▶ [WORK REQUIRED]:
Whenever a line in the following entries includes "Thank", tally it. Report nothing except the final count.

____

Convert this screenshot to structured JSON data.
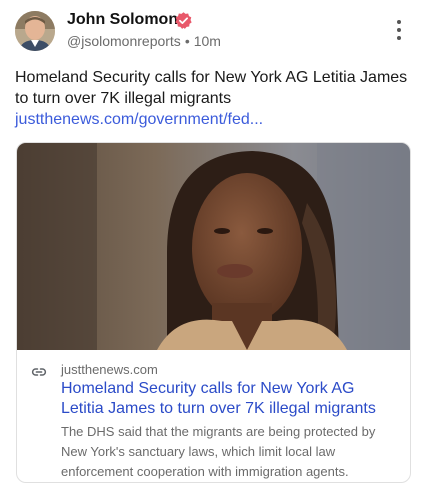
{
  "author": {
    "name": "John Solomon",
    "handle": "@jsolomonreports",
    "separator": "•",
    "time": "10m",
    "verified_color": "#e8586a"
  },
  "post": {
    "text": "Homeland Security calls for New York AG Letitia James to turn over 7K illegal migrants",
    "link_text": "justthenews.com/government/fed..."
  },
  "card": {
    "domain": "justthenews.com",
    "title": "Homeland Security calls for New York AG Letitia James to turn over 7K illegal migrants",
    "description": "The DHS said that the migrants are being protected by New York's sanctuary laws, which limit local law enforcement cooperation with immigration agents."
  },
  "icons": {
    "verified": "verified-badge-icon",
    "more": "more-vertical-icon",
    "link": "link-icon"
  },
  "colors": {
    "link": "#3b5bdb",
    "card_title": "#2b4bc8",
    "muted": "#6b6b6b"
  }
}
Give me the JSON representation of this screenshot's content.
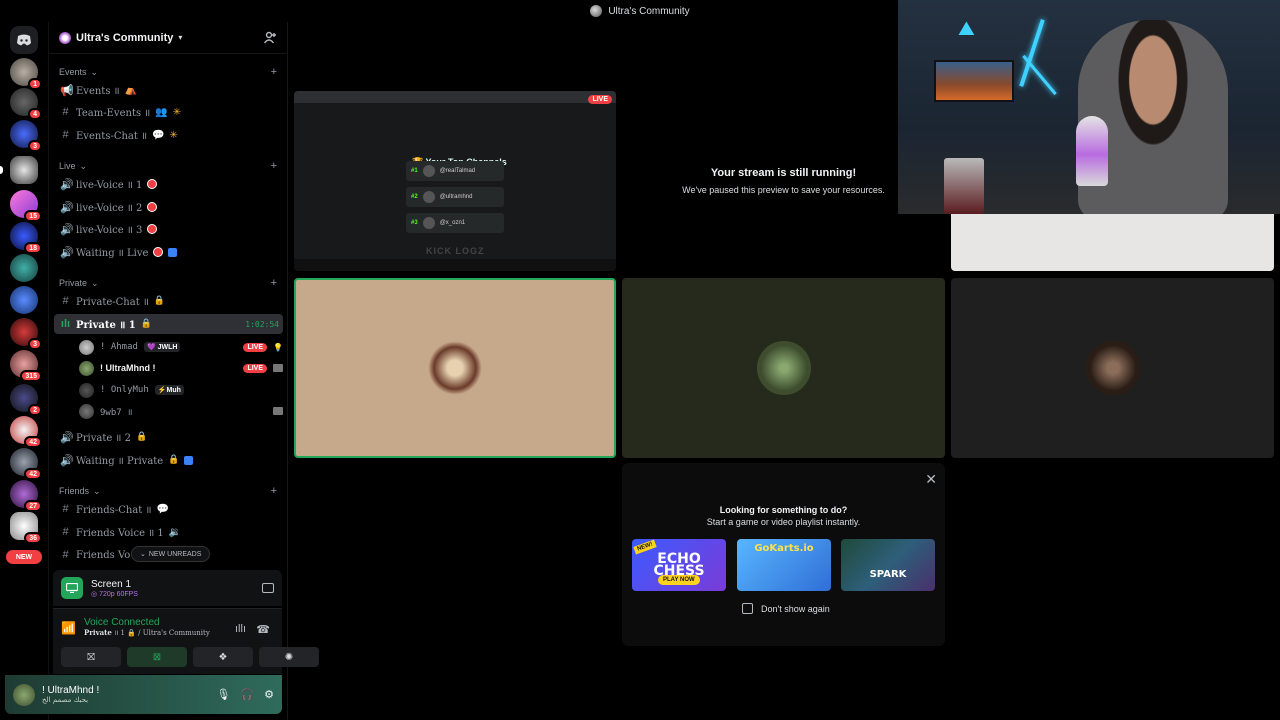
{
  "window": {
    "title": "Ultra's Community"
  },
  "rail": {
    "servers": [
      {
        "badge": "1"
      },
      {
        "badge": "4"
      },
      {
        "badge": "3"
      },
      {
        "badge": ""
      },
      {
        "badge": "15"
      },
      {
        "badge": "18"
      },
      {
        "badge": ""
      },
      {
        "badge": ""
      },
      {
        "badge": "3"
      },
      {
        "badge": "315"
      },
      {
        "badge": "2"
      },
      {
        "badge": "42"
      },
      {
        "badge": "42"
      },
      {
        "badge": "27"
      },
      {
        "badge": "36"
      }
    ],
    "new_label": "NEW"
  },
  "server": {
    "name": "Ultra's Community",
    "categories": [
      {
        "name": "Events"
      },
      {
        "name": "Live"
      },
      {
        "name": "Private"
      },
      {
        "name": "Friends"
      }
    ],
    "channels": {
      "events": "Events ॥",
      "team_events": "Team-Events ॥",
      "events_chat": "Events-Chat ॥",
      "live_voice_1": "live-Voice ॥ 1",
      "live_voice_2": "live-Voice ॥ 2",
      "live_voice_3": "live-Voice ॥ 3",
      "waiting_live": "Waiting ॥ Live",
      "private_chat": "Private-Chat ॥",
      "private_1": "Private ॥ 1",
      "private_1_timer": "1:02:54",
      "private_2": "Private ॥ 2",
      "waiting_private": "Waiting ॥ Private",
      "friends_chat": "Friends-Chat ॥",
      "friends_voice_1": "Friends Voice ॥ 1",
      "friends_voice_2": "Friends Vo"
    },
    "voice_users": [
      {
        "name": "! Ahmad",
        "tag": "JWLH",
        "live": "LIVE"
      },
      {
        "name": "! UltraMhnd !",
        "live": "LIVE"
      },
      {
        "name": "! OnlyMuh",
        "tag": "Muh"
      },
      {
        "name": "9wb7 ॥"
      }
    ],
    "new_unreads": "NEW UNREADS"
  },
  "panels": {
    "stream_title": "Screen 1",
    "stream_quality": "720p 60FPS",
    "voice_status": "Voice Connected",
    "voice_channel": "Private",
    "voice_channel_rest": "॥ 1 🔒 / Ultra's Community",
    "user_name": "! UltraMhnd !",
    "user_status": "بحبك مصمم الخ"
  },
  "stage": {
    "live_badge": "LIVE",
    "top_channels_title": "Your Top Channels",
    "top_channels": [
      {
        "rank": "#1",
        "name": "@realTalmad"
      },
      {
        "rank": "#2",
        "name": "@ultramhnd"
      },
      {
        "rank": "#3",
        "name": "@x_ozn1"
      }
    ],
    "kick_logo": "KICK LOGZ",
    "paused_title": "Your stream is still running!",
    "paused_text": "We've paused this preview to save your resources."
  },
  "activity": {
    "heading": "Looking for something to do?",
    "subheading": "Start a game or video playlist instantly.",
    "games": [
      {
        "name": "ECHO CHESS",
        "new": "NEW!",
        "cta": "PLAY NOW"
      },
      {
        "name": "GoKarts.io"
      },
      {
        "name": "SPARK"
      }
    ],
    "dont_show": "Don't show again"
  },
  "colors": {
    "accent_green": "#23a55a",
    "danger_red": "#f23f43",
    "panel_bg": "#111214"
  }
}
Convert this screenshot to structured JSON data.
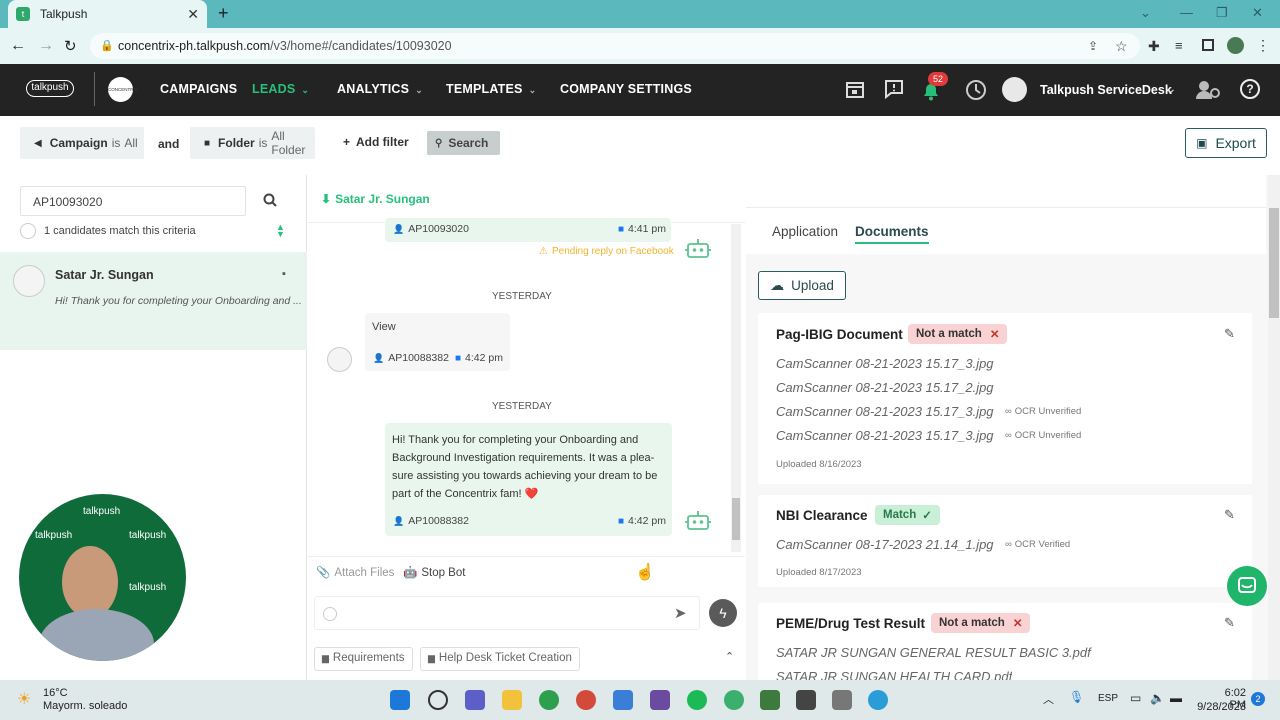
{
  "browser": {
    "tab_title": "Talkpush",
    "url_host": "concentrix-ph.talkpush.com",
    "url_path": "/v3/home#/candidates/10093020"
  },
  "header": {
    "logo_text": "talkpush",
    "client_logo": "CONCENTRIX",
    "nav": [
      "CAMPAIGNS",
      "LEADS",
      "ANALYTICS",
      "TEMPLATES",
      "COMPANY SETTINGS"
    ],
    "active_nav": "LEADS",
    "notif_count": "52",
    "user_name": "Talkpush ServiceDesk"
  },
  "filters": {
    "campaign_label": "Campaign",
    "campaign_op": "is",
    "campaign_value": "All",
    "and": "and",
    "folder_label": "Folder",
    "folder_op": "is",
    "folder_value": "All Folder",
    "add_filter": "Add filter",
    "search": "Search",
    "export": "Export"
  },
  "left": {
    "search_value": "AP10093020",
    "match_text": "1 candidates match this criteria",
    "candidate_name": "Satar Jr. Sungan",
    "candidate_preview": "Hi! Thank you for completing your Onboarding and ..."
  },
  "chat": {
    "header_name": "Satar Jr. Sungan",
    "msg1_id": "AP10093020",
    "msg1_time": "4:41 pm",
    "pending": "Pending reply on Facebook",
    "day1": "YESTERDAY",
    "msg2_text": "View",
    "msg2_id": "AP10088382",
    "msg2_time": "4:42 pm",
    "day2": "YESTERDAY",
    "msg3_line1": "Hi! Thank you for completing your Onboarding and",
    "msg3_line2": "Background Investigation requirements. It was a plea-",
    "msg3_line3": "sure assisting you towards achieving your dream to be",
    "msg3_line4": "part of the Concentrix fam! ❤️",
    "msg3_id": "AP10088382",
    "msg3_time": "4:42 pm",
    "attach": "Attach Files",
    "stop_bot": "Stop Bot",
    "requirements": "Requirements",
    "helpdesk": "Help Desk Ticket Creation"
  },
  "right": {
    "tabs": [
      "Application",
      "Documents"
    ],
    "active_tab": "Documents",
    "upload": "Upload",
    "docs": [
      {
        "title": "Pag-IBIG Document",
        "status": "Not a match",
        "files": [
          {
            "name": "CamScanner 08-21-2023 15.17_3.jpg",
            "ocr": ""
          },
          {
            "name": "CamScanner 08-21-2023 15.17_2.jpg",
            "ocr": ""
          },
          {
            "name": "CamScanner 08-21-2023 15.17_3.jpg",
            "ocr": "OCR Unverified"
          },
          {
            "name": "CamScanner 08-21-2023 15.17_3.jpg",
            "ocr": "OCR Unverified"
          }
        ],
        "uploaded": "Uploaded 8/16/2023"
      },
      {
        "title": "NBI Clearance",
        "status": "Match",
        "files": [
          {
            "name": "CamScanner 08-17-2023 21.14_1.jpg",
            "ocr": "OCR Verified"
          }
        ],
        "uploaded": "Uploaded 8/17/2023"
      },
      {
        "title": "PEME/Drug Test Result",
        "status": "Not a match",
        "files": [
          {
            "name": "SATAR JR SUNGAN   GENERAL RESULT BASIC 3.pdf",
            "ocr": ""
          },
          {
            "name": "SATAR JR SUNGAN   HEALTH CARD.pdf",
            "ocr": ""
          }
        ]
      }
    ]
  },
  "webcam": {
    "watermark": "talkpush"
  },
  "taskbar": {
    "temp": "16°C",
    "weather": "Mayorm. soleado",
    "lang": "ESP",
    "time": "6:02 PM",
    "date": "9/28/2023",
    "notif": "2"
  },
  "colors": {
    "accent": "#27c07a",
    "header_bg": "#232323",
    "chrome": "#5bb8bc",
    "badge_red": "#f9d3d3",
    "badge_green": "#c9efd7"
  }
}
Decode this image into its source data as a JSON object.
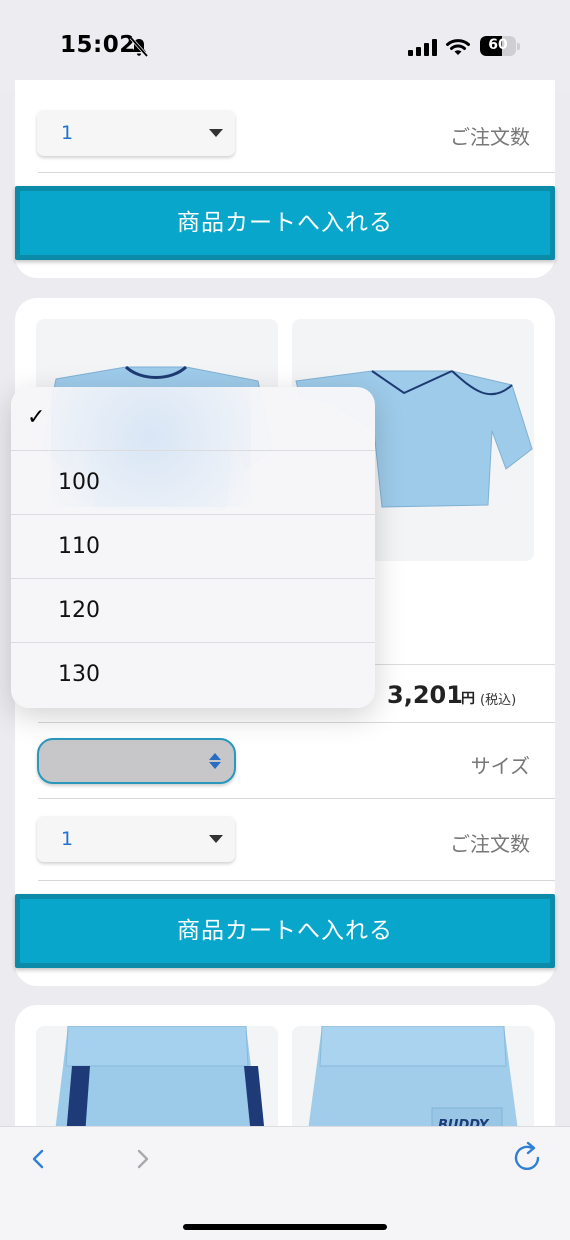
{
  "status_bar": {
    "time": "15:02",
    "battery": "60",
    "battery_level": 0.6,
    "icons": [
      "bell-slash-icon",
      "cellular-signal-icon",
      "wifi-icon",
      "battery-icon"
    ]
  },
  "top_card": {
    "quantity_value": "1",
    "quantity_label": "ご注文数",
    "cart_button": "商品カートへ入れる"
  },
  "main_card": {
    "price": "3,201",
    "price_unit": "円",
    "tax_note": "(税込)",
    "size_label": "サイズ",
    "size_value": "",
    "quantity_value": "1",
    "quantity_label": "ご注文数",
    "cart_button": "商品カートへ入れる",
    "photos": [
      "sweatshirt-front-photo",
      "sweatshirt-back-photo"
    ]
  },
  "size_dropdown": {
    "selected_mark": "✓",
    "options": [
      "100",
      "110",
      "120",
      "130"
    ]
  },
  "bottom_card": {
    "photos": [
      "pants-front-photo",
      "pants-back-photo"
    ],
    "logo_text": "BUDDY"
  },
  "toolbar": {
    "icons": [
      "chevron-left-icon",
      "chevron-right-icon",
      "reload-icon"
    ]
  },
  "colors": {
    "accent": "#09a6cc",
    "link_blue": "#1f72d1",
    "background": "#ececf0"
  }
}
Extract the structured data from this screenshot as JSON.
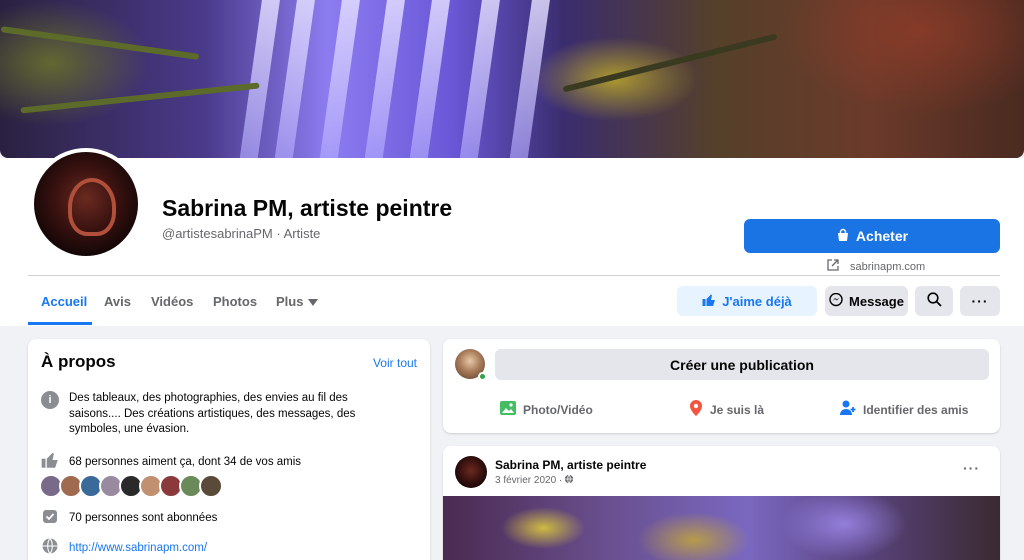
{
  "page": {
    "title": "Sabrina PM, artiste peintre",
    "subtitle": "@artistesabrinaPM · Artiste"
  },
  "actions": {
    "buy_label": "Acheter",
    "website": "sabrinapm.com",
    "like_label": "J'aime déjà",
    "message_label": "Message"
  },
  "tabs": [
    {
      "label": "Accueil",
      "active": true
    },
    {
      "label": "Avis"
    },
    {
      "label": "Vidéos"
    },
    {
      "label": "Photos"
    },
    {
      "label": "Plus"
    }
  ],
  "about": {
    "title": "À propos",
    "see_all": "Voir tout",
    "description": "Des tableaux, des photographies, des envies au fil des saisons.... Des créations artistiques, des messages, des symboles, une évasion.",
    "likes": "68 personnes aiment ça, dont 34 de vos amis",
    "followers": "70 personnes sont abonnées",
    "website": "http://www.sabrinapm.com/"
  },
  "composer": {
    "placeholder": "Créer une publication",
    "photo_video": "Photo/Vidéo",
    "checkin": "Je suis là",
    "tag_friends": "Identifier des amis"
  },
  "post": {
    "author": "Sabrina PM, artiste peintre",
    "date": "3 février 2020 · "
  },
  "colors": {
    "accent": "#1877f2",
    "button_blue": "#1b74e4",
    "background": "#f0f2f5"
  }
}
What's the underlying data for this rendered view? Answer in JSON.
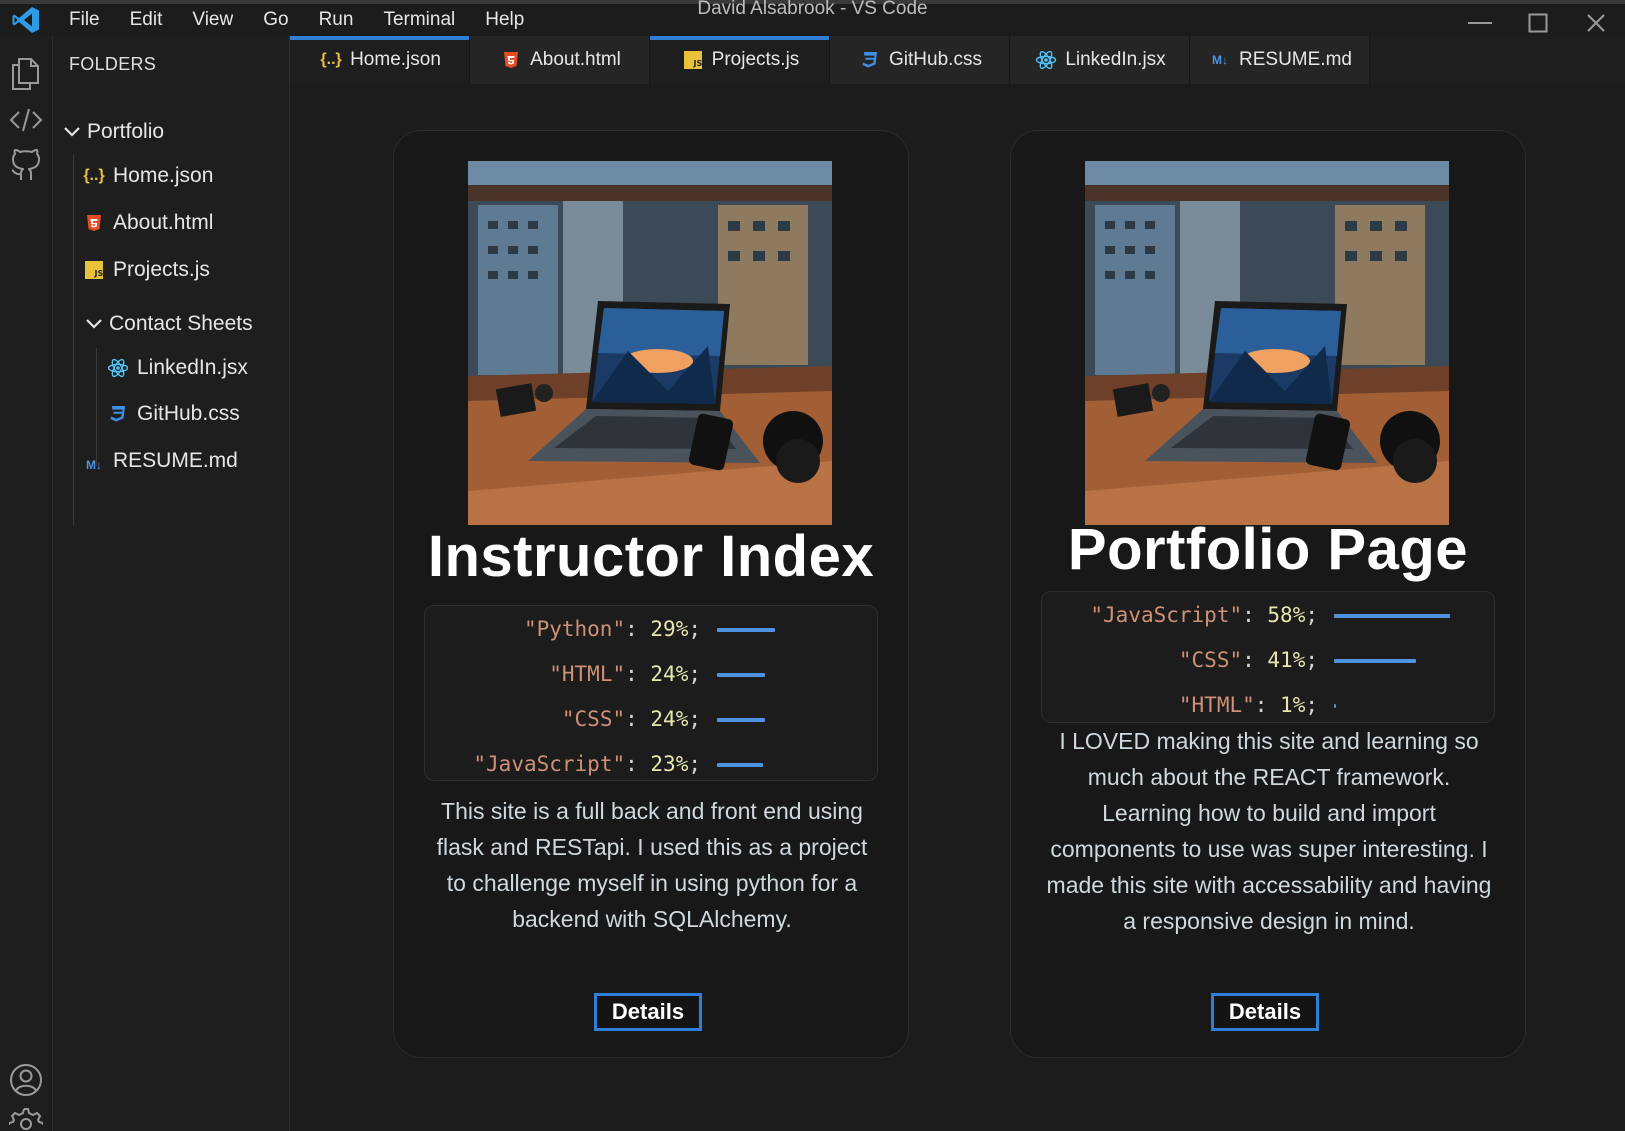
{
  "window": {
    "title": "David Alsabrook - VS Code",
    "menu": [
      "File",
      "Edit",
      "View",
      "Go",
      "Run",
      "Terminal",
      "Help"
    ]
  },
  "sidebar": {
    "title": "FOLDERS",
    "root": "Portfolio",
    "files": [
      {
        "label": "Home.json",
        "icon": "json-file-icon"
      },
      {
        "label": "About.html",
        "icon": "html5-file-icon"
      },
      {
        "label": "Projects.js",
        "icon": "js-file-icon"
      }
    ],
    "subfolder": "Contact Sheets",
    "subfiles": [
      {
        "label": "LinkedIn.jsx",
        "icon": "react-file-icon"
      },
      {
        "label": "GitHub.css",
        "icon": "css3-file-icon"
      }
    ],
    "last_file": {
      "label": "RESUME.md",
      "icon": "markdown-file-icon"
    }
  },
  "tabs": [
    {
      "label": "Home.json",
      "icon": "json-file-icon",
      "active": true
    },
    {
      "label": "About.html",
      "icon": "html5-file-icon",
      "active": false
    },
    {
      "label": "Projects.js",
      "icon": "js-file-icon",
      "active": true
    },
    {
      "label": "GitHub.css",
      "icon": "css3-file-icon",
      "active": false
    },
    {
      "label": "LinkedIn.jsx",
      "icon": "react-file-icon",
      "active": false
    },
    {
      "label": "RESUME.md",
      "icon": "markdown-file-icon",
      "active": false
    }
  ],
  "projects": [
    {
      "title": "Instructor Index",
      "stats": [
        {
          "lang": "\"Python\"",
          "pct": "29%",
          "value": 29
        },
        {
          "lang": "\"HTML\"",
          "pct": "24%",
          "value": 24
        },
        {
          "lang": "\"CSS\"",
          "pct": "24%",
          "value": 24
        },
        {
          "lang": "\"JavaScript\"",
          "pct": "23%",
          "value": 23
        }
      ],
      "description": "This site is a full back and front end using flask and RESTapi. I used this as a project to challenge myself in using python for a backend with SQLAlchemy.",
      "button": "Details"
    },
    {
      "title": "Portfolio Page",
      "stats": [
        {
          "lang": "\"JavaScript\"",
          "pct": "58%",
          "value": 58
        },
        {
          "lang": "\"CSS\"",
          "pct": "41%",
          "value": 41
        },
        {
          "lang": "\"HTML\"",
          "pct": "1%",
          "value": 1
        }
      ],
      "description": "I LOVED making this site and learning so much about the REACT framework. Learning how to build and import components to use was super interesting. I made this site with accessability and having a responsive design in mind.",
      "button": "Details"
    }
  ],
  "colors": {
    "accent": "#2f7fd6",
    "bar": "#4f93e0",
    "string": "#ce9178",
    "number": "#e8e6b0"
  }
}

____

▶ [RESPONSE BELOW]:
2